From early childhood, London artist Marc Hagan-Guirey has been a huge fan of horror movies. He began working with kirigami (the Japanese art of cutting an image from a single piece of paper) by designing a model of Frank Lloyd Wright’s Ennis House in Los Angeles, but then gravitated to more spooky edifices with a design for the house that served as the set in the Adams Family television show. From there he’s moved on to create a Horrorgami Overlook Hotel (The Shining), The Amityville House, and the MacNeil house from The Exorcist. He has plans to do more, and has a show coming up in November at Gallery One-and-a-Half in London. A video of the artist and his work is at this link. Thanks to Betsy Rubinstein for bringing these horrors to our attention.
October 25, 2012
March 26, 2012
To celebrate the National Cherry Blossom Festival and the 100th anniversary of Japan’s gift of cherry trees to our nation’s capital, the National Building Museum commissioned artist and paper engineer Carol Barton to design do-it-yourself pop-ups that kids (and adults) could make at the event this past weekend. A pop-up Japanese Tea House and a pop-up of the Miajima Torii Gate were among the projects. Both were given out free to the crowd, along with instructions on how to cut out and assemble them. Volunteers helped with the assembly process, and everyone seemed pleased with their take-home pop-up souvenirs.
To make your own Japanese Cherry Blossom Festival pop-ups, download the designs and directions from www.cherryblossompopup.com, print them onto card stock paper and glue them together. The trees have already lost their blossom due to this year’s early spring, but you’ll have the pop-ups to remember them by.
February 22, 2012
April 5, 2011
Students in Carol Barton’s Sculptural Books class at the Corcoran School of Art and Design have been working hard to create pop-ups of their favorite recipes. The resulting dimensional illustrations range from main dishes such as Grilled Fish in Banana Leaves to deserts made with flavorings of lavender and lime. The recipes reflect an international cuisine typical of Washington, D.C.’s multi-national mix. And though the food here is all of paper, it looks good enough to eat.

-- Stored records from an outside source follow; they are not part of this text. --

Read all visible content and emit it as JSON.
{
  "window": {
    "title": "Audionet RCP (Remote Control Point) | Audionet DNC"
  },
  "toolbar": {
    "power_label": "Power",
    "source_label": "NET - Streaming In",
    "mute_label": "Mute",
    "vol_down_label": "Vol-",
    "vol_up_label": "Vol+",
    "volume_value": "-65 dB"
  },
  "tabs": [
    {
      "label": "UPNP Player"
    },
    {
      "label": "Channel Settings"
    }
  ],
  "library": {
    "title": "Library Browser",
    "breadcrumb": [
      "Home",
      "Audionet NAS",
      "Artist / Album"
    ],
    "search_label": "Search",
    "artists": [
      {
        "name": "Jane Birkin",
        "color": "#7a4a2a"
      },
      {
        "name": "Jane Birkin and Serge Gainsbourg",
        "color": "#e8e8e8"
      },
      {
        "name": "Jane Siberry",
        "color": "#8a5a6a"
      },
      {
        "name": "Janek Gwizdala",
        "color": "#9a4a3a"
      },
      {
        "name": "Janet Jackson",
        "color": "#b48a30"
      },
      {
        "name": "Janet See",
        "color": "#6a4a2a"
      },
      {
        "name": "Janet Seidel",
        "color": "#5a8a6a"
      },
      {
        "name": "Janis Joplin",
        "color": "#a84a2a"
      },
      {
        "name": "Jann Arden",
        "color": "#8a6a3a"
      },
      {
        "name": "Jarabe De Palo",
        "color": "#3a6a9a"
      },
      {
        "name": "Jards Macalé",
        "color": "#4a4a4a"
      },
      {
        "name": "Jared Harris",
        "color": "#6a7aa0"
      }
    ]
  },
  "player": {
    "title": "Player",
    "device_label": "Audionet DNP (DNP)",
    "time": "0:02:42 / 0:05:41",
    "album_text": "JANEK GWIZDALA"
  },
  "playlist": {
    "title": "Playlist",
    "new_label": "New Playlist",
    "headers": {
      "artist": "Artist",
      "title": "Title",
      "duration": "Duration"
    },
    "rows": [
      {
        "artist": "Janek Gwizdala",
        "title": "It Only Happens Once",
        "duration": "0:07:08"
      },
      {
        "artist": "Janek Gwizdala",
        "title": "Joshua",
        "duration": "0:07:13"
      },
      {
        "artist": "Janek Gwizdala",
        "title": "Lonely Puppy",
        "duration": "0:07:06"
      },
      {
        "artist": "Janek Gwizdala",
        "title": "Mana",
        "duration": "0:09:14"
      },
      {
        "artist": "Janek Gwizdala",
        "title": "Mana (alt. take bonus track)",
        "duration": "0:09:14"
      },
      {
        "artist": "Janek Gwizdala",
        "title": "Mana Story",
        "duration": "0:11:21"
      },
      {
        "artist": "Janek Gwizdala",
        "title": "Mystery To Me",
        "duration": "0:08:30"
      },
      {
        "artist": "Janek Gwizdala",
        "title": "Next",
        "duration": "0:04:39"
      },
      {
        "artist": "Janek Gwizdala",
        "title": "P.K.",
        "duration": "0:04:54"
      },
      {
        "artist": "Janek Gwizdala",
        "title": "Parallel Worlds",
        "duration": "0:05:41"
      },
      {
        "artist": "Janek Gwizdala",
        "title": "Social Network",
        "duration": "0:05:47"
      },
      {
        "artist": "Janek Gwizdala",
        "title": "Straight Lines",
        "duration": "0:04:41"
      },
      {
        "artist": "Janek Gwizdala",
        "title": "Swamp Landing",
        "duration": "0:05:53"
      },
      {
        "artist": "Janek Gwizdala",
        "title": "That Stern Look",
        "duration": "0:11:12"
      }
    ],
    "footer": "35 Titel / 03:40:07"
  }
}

September 13, 2010
German graphic designer Peter Dahmen has a stunning video on Youtube showing the mechanical movements of his sculptural pop-ups. Executed in plain white paper, the pop-ups in the video become choreographed plays in light and shadow with the turning of each page.
Here’s the link: http://www.youtube.com/watch?v=YuQsxFhBGzw
October 30, 2009
December 11, 2008
Photographer Thomas Allen has an interesting take on the pulp fiction genre. He cuts various characters from a book’s cover, theatrically positions and lights them (often with a tongue-in-cheek response to the work’s title), then photographs the results to create an eerily staged diorama with surprising dramatic impact. To see more of Allen’s work, visit the 1dak.com site.
April 19, 2008
We’re so impressed with Krisitne Suhr’s handsome web site, and with her wonderful mechanical paintings. Each framed painting has a pull tab, rotating wheel (called a volvelle) or other mechanical device which can be manipulated by the viewer. When activited, the image in the painting moves or transforms with surprising results. To see her paintings in action, visit Kristine’s web site.
April 17, 2008
The long-awaited Volume 2 of Carol Barton’s The Pocket Paper Engineer is on it’s way, and will be available in late June. This volume will cover the steps in constructing four glued pop-ups: platforms, props, spirals, and straddles. The book includes ten new projects to be constructed right out of the book, plus lots of photos, ideas, and step-by-step instructions for creating your own pop-ups.
Visit http://www.popularkinetics.com/sales_page.html to place your pre-publication order now!
April 16, 2008
Carol Barton recently was interviewed by Mary-Charlotte Domandi on the public radio member station KSFR in Santa Fe, NM, along with Santa Fe Art Institute director Diane Karp. The half-hour segment covers a wide range of topics ranging from Barton’s work with pop-ups, historical background on artist’s books, and even a few science subjects. To listen to the full interview, go to SantaFeRadioCafe.org